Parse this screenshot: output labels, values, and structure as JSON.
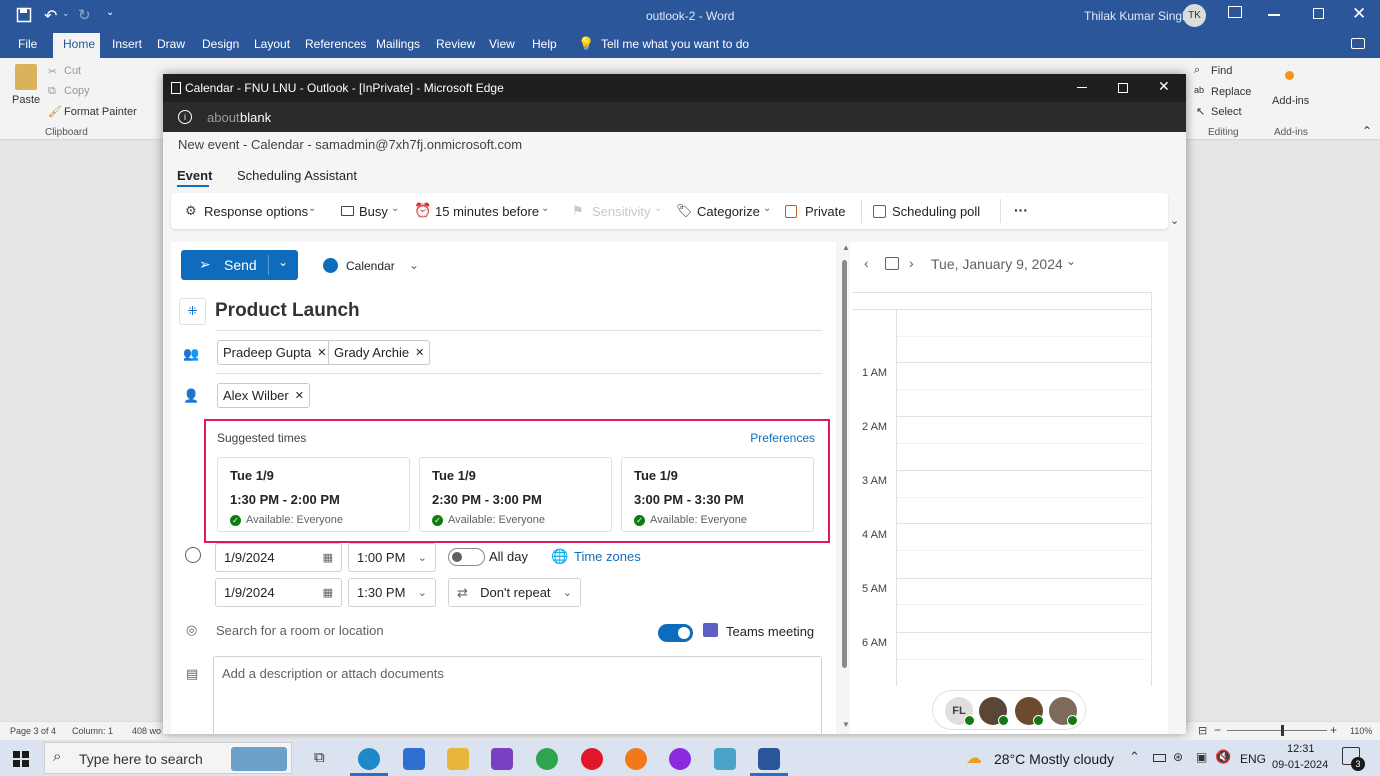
{
  "word": {
    "doc_title": "outlook-2  -  Word",
    "user_name": "Thilak Kumar Singh",
    "user_initials": "TK",
    "tabs": [
      "File",
      "Home",
      "Insert",
      "Draw",
      "Design",
      "Layout",
      "References",
      "Mailings",
      "Review",
      "View",
      "Help"
    ],
    "tell_me": "Tell me what you want to do",
    "ribbon": {
      "paste": "Paste",
      "cut": "Cut",
      "copy": "Copy",
      "format_painter": "Format Painter",
      "clipboard": "Clipboard",
      "find": "Find",
      "replace": "Replace",
      "select": "Select",
      "editing": "Editing",
      "addins": "Add-ins",
      "addins_group": "Add-ins"
    },
    "status": {
      "page": "Page 3 of 4",
      "column": "Column: 1",
      "words": "408 wo",
      "zoom": "110%"
    }
  },
  "edge": {
    "title": "Calendar - FNU LNU - Outlook - [InPrivate] - Microsoft Edge",
    "address_prefix": "about:",
    "address_main": "blank"
  },
  "outlook": {
    "header": "New event - Calendar - samadmin@7xh7fj.onmicrosoft.com",
    "tabs": [
      "Event",
      "Scheduling Assistant"
    ],
    "toolbar": {
      "response_options": "Response options",
      "busy": "Busy",
      "reminder": "15 minutes before",
      "sensitivity": "Sensitivity",
      "categorize": "Categorize",
      "private": "Private",
      "scheduling_poll": "Scheduling poll",
      "more": "···"
    },
    "send": "Send",
    "calendar_name": "Calendar",
    "calendar_color": "#0f6cbd",
    "title": "Product Launch",
    "required_attendees": [
      "Pradeep Gupta",
      "Grady Archie"
    ],
    "optional_attendees": [
      "Alex Wilber"
    ],
    "suggested": {
      "label": "Suggested times",
      "preferences": "Preferences",
      "highlight_color": "#e3185a",
      "slots": [
        {
          "day": "Tue 1/9",
          "time": "1:30 PM - 2:00 PM",
          "availability": "Available: Everyone"
        },
        {
          "day": "Tue 1/9",
          "time": "2:30 PM - 3:00 PM",
          "availability": "Available: Everyone"
        },
        {
          "day": "Tue 1/9",
          "time": "3:00 PM - 3:30 PM",
          "availability": "Available: Everyone"
        }
      ]
    },
    "start_date": "1/9/2024",
    "start_time": "1:00 PM",
    "end_date": "1/9/2024",
    "end_time": "1:30 PM",
    "all_day": "All day",
    "time_zones": "Time zones",
    "repeat": "Don't repeat",
    "location_placeholder": "Search for a room or location",
    "teams_meeting": "Teams meeting",
    "description_placeholder": "Add a description or attach documents",
    "side": {
      "date": "Tue, January 9, 2024",
      "hours": [
        "1 AM",
        "2 AM",
        "3 AM",
        "4 AM",
        "5 AM",
        "6 AM"
      ],
      "avatar_initials": "FL"
    }
  },
  "taskbar": {
    "search_placeholder": "Type here to search",
    "weather": "28°C  Mostly cloudy",
    "lang": "ENG",
    "time": "12:31",
    "date": "09-01-2024",
    "notifications": "3"
  }
}
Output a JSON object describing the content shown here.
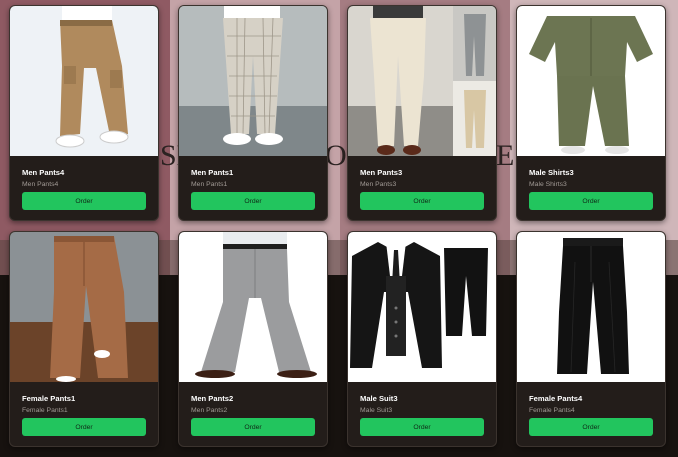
{
  "products": [
    {
      "title": "Men Pants4",
      "subtitle": "Men Pants4",
      "button": "Order",
      "image": "khaki-cargo-pants-photo"
    },
    {
      "title": "Men Pants1",
      "subtitle": "Men Pants1",
      "button": "Order",
      "image": "plaid-trousers-photo"
    },
    {
      "title": "Men Pants3",
      "subtitle": "Men Pants3",
      "button": "Order",
      "image": "beige-dress-pants-collage-photo"
    },
    {
      "title": "Male Shirts3",
      "subtitle": "Male Shirts3",
      "button": "Order",
      "image": "olive-shirt-set-photo"
    },
    {
      "title": "Female Pants1",
      "subtitle": "Female Pants1",
      "button": "Order",
      "image": "brown-wide-leg-pants-photo"
    },
    {
      "title": "Men Pants2",
      "subtitle": "Men Pants2",
      "button": "Order",
      "image": "grey-flared-trousers-photo"
    },
    {
      "title": "Male Suit3",
      "subtitle": "Male Suit3",
      "button": "Order",
      "image": "black-three-piece-suit-photo"
    },
    {
      "title": "Female Pants4",
      "subtitle": "Female Pants4",
      "button": "Order",
      "image": "black-wide-leg-pants-photo"
    }
  ],
  "colors": {
    "card_bg": "#231d1a",
    "button_green": "#22c55e",
    "title_text": "#ffffff",
    "subtitle_text": "#a19a95"
  }
}
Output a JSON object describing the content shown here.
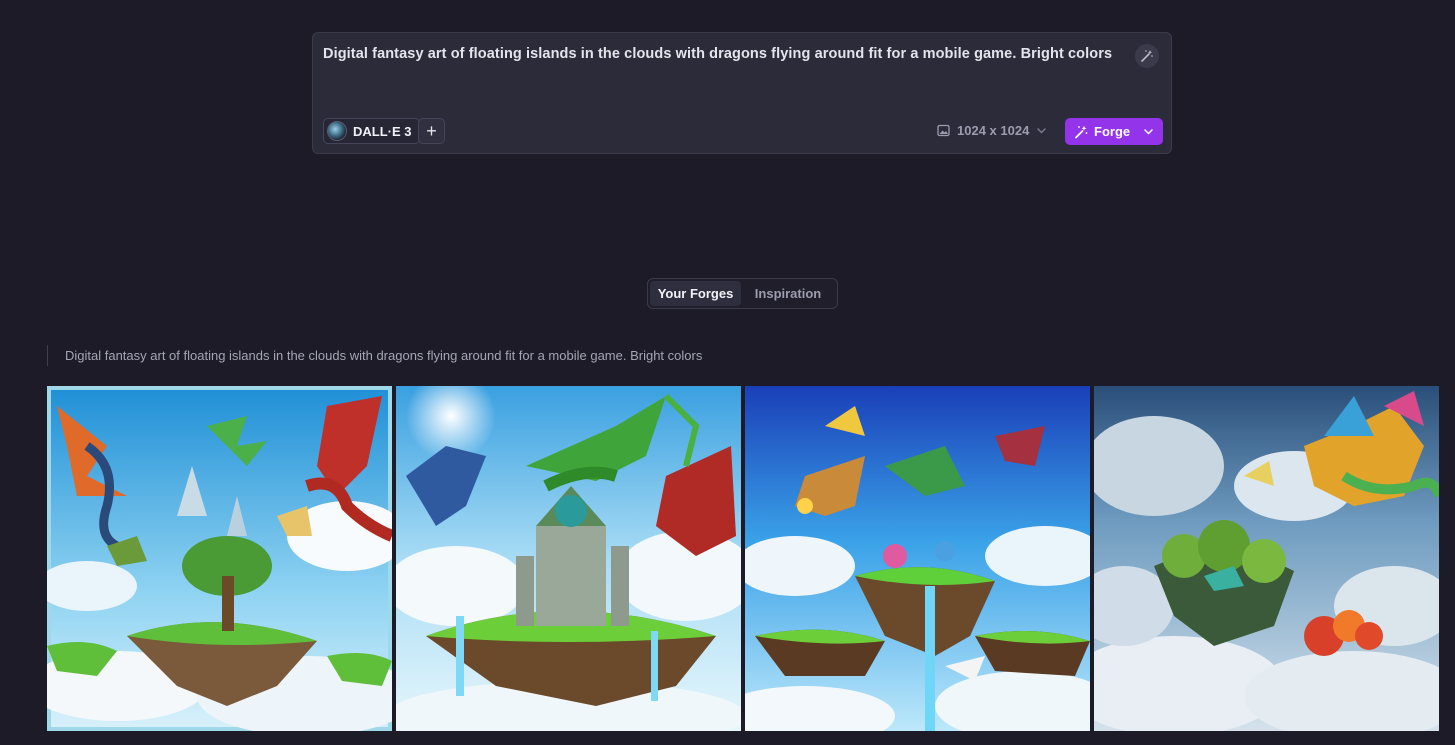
{
  "prompt": {
    "text": "Digital fantasy art of floating islands in the clouds with dragons flying around fit for a mobile game. Bright colors",
    "model_label": "DALL·E 3",
    "add_symbol": "+",
    "size_label": "1024 x 1024",
    "forge_label": "Forge"
  },
  "tabs": [
    {
      "label": "Your Forges",
      "active": true
    },
    {
      "label": "Inspiration",
      "active": false
    }
  ],
  "history": {
    "prompt_text": "Digital fantasy art of floating islands in the clouds with dragons flying around fit for a mobile game. Bright colors"
  },
  "images": [
    {
      "name": "generated-image-1"
    },
    {
      "name": "generated-image-2"
    },
    {
      "name": "generated-image-3"
    },
    {
      "name": "generated-image-4"
    }
  ],
  "colors": {
    "accent": "#9333ea",
    "background": "#1c1b27",
    "panel": "#2b2b3a"
  }
}
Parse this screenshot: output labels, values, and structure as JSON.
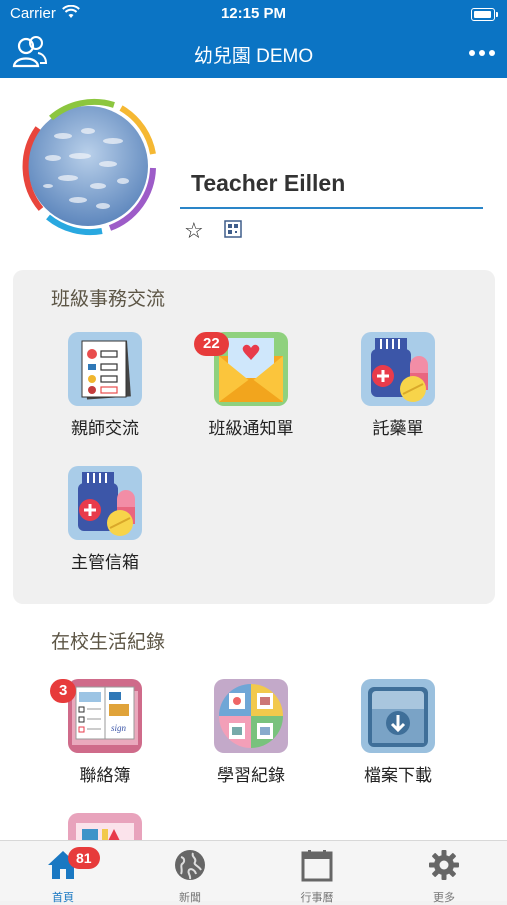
{
  "status_bar": {
    "carrier": "Carrier",
    "time": "12:15 PM"
  },
  "nav": {
    "title": "幼兒園 DEMO"
  },
  "profile": {
    "name": "Teacher Eillen"
  },
  "sections": [
    {
      "title": "班級事務交流",
      "tiles": [
        {
          "label": "親師交流",
          "badge": null,
          "icon": "checklist-icon"
        },
        {
          "label": "班級通知單",
          "badge": "22",
          "icon": "envelope-heart-icon"
        },
        {
          "label": "託藥單",
          "badge": null,
          "icon": "medicine-bottle-icon"
        },
        {
          "label": "主管信箱",
          "badge": null,
          "icon": "medicine-bottle-icon"
        }
      ]
    },
    {
      "title": "在校生活紀錄",
      "tiles": [
        {
          "label": "聯絡簿",
          "badge": "3",
          "icon": "contact-book-icon"
        },
        {
          "label": "學習紀錄",
          "badge": null,
          "icon": "learning-wheel-icon"
        },
        {
          "label": "檔案下載",
          "badge": null,
          "icon": "download-folder-icon"
        }
      ]
    }
  ],
  "tabbar": {
    "items": [
      {
        "label": "首頁",
        "icon": "home-icon",
        "badge": "81",
        "active": true
      },
      {
        "label": "新聞",
        "icon": "globe-icon",
        "badge": null,
        "active": false
      },
      {
        "label": "行事曆",
        "icon": "calendar-icon",
        "badge": null,
        "active": false
      },
      {
        "label": "更多",
        "icon": "gear-icon",
        "badge": null,
        "active": false
      }
    ]
  },
  "colors": {
    "brand_blue": "#0b74c4",
    "badge_red": "#e73b3b",
    "section_bg": "#f0f0f0"
  }
}
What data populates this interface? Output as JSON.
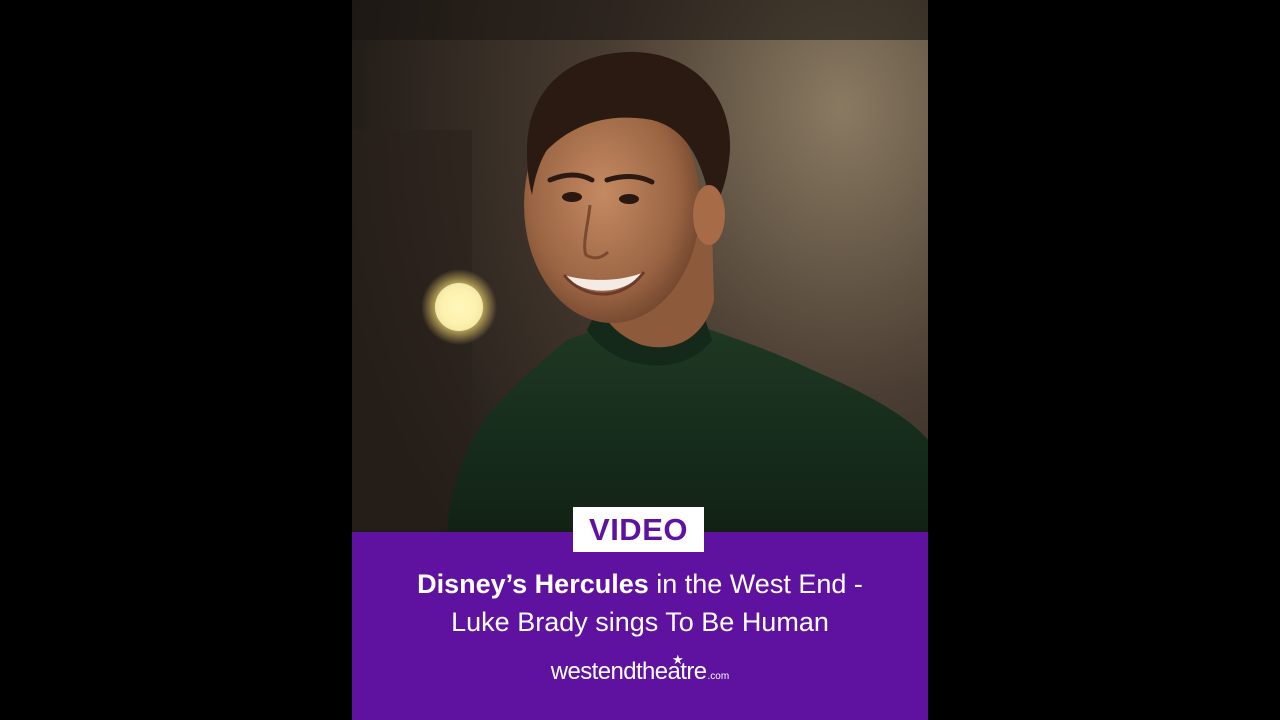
{
  "badge": {
    "label": "VIDEO"
  },
  "title": {
    "line1_bold": "Disney’s Hercules",
    "line1_rest": " in the West End -",
    "line2": "Luke Brady sings To Be Human"
  },
  "logo": {
    "name": "westendtheatre",
    "tld": ".com",
    "star_icon": "star-icon"
  },
  "colors": {
    "brand_purple": "#5f12a0",
    "letterbox": "#000000",
    "text": "#ffffff"
  }
}
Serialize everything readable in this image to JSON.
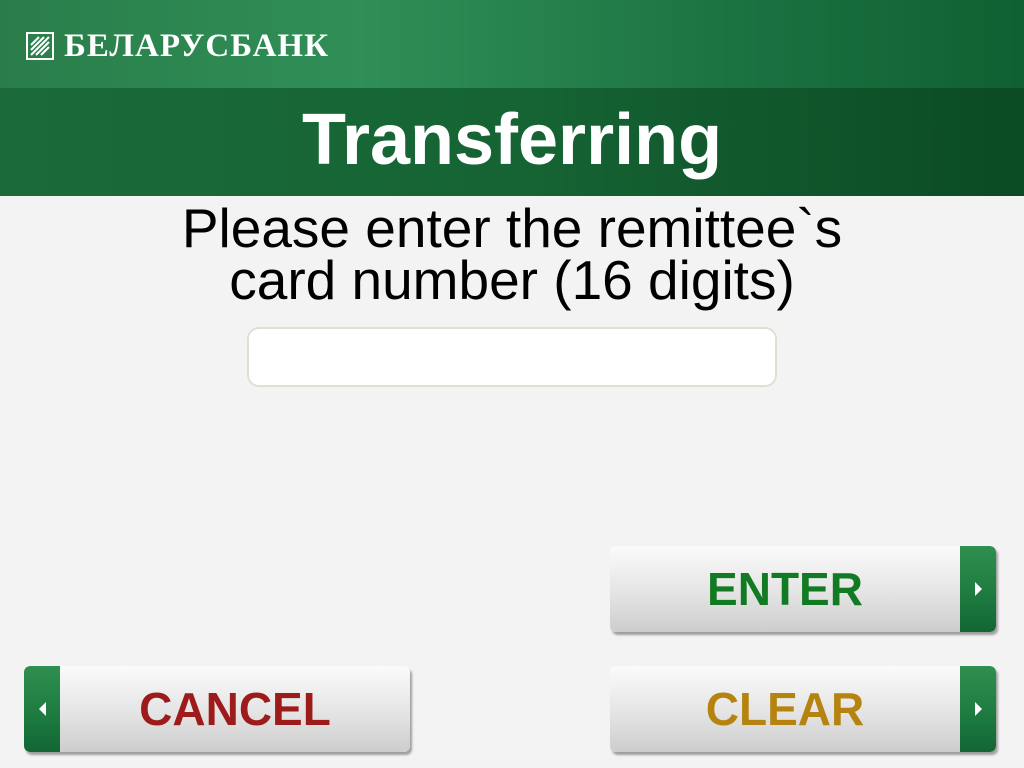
{
  "header": {
    "bank_name": "БЕЛАРУСБАНК",
    "logo_icon": "belarusbank-logo-icon",
    "title": "Transferring"
  },
  "prompt": {
    "line1": "Please enter the remittee`s",
    "line2": "card number (16 digits)"
  },
  "card_input": {
    "value": ""
  },
  "buttons": {
    "enter": {
      "label": "ENTER",
      "icon": "arrow-right-icon"
    },
    "clear": {
      "label": "CLEAR",
      "icon": "arrow-right-icon"
    },
    "cancel": {
      "label": "CANCEL",
      "icon": "arrow-left-icon"
    }
  },
  "colors": {
    "brand_green": "#2f8f56",
    "title_green": "#166434",
    "enter_text": "#137a24",
    "clear_text": "#b58410",
    "cancel_text": "#9d1b1b"
  }
}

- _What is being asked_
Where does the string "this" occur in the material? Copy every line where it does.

- _Your response_
Parse this screenshot: output labels, values, and structure as JSON.
Parse this screenshot: output labels, values, and structure as JSON.
What data populates this interface? Output as JSON.
Serialize everything readable in this image to JSON.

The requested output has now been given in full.